━━━ SOURCE INFORMATION ━━━

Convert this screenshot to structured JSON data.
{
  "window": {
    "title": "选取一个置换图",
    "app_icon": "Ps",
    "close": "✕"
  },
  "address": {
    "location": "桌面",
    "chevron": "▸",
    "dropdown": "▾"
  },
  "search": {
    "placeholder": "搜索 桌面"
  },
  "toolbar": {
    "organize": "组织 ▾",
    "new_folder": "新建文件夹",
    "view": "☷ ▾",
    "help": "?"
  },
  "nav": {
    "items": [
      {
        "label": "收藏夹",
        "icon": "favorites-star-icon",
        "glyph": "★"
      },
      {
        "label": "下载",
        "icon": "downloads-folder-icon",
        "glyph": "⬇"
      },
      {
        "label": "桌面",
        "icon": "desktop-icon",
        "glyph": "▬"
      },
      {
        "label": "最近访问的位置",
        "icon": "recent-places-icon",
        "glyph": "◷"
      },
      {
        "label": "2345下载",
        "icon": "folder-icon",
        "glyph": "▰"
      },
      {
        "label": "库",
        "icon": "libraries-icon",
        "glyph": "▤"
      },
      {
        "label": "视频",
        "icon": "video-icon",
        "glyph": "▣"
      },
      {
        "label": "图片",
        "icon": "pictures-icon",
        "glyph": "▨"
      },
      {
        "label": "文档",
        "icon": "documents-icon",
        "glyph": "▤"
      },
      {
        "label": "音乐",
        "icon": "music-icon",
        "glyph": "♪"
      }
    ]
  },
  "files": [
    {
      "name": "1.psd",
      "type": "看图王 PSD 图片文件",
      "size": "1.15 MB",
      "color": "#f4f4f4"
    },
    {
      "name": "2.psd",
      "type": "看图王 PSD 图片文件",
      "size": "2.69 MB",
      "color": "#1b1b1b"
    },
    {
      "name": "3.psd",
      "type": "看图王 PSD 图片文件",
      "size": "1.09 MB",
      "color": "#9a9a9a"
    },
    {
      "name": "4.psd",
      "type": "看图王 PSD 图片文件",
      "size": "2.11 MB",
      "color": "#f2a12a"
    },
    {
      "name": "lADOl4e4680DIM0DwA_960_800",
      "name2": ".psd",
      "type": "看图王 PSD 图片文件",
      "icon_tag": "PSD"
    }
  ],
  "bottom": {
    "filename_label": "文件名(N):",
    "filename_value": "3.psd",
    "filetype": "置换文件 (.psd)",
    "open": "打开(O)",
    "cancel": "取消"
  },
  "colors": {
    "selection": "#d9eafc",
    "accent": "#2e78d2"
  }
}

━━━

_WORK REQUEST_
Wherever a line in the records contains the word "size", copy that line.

_TASK OUTPUT_
      "size": "1.15 MB",
      "size": "2.69 MB",
      "size": "1.09 MB",
      "size": "2.11 MB",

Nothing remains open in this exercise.